|Habit d'apoticaire, in|
“Recueil les costumes grotesques et les métiers de Nicolas de Larmessin”.
Reproduction of a 17th-century engraving depicting the typical costume of a pharmacist, imagined as consisting of the tools of the trade – an alembic is worn as a hat and iconographically the most significant element, but there are also typical jars, tools, containers, a syringe and various medicinal plants. All visual elements are identified by inscriptions in French. From the work “Recueilles costumes grotesques et les métiers de Nicolas de Larmessin”.

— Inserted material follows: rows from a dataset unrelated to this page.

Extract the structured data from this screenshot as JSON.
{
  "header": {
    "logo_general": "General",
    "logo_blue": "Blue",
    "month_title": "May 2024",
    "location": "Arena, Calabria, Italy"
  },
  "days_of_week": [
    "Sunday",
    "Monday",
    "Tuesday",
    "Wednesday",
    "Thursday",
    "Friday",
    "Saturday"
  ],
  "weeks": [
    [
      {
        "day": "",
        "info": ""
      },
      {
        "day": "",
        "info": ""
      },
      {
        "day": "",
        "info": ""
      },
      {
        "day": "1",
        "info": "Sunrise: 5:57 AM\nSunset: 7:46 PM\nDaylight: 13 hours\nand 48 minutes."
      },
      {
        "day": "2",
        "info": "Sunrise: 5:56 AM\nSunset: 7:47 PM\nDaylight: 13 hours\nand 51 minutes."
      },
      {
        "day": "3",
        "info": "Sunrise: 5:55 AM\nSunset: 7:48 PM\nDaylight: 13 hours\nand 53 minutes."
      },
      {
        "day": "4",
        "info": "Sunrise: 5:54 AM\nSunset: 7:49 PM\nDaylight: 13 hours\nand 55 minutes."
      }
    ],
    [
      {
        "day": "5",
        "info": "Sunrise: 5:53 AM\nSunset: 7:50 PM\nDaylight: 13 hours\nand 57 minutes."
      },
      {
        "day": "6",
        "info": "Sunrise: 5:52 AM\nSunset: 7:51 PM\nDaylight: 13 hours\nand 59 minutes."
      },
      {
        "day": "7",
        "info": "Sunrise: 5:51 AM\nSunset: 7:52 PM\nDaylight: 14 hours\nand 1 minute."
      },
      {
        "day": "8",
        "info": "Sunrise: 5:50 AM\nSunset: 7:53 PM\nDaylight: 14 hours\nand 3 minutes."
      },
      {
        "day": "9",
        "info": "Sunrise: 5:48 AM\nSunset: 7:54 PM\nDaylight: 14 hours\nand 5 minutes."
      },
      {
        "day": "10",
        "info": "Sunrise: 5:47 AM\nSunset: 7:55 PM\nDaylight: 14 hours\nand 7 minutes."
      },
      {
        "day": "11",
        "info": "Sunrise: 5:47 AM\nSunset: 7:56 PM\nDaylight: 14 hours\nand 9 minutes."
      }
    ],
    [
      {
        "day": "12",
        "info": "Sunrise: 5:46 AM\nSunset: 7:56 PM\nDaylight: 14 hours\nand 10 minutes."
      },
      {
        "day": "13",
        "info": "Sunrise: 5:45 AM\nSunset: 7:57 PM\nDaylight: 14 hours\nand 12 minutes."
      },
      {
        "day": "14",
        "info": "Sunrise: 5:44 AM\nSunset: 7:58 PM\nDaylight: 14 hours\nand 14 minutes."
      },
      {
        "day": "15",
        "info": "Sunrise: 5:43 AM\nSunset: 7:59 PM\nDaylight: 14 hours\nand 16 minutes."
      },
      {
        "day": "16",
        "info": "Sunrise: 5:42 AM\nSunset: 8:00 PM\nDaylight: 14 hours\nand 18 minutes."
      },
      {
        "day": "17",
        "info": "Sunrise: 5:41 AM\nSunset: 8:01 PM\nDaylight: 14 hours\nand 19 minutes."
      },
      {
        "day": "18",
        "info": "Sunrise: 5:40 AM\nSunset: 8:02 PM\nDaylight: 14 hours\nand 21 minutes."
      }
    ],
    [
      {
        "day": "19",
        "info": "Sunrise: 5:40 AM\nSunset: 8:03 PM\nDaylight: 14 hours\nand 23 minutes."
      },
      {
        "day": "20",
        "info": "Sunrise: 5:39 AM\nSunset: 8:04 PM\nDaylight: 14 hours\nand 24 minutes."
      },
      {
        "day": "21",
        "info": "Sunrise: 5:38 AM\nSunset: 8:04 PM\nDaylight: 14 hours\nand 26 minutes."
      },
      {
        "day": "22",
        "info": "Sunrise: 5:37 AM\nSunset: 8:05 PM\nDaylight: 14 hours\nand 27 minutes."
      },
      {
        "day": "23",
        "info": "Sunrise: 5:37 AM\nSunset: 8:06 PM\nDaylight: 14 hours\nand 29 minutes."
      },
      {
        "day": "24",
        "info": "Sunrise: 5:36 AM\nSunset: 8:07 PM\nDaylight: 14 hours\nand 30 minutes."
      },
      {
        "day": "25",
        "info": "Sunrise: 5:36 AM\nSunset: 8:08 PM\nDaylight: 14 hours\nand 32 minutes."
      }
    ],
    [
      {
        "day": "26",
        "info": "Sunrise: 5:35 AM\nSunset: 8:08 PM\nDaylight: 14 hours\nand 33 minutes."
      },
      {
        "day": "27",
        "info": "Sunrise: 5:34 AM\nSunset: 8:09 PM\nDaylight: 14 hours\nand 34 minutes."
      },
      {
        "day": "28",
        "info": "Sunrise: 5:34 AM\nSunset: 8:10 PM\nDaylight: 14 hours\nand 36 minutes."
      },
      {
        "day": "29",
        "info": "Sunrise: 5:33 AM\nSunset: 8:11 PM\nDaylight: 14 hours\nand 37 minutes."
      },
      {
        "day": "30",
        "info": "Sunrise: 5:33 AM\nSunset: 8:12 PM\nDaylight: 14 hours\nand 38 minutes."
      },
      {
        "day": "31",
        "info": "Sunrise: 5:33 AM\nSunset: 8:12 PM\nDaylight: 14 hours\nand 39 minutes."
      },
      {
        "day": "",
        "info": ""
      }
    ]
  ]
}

The alembic is a distillation still, borrowed from alchemy, consisting of three parts. The cucurbit, a heated pot that contains the liquid to be distilled, the ambic, covering the cucurbit like a cap, collecting the vapors and leading them down a descending tube, and the receiver, holding the condensed distilled liquid. The term comes from Arabic (al-anbīḳ), in itself a borrowing from Greek (ambix), meaning cup or beaker.